G.  whereas Directive 98/44/EC implicitly acknowledges the freedom to use material falling within the scope of a patent for experimental purposes, as follows from Articles 12(3)(b) and 13(3)(b);

H.  whereas the breeders’ exemption provided for in Article 27(c) of the UPC Agreement will only be applicable to patents granted under the unitary patent system and will not automatically apply to national patents in the EU, and whereas this will result in a non-harmonised situation as regards the possibility of breeding with biological material falling within the scope of a patent;

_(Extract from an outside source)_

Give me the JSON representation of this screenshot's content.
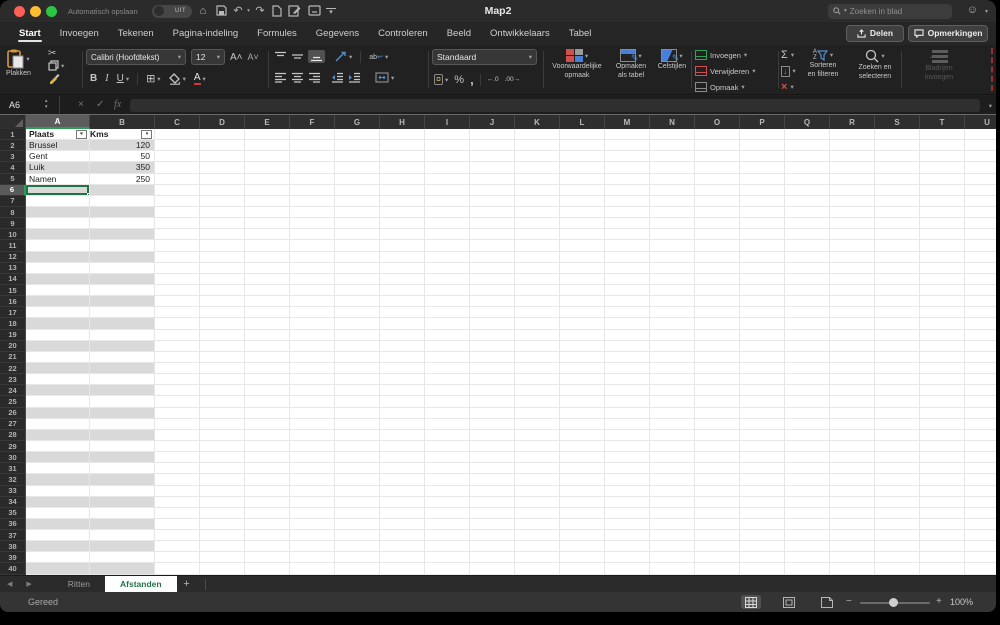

1.  Expresses its concern about the recent decision of the Enlarged Board of Appeal of the EPO in Cases G2/12 (tomatoes) and G2/13 (broccoli), which could lead to an increase in the number of patents, granted by the EPO, for natural traits which are introduced into new varieties by using essentially biological processes such as crossing and selection;

2.  Calls on the Commission to clarify the scope and interpretation of Directive 98/44/EC, in particular Article 4 along with Articles 12(3)(b) and 13(3)(b) thereof, in order to ensure legal clarity regarding the prohibition of the patentability of products obtained from essentially biological processes and the fact that breeding with biological material falling within the scope of a patent is permitted;

3.  Calls on the Commission to communicate its forthcoming clarification regarding the patentability of products obtained from essentially biological processes to the EPO so that it can be used as a supplementary means of interpretation;

4.  Calls on the Commission and the Member States to ensure that the Union safeguards guaranteed access to and use of material obtained from essentially biological processes for plant breeding in order not to interfere with Member States’ practice of guaranteeing a breeders’ exemption;

5.  Calls on the Commission to report on the development and implications of patent law in the field of biotechnology and genetic engineering, as required in Article 16(c) of Directive 98/44/EC and as requested by Parliament in its resolution of 10 May 2012 on the patenting of essential biological processes;

6.  Instructs its President to forward this resolution to the Council, the Commission and the European Patent Office.

 

(1)

OJ C 261 E, 10.9.2013, p. 31.

(2)

OJ L 213, 30.7.1998, p. 13.

(3)

OJ L 227, 1.9.1994, p. 1.

(4)

OJ C 175, 20.6.2013, p. 1.

Last updated: 16 December 2015Legal notice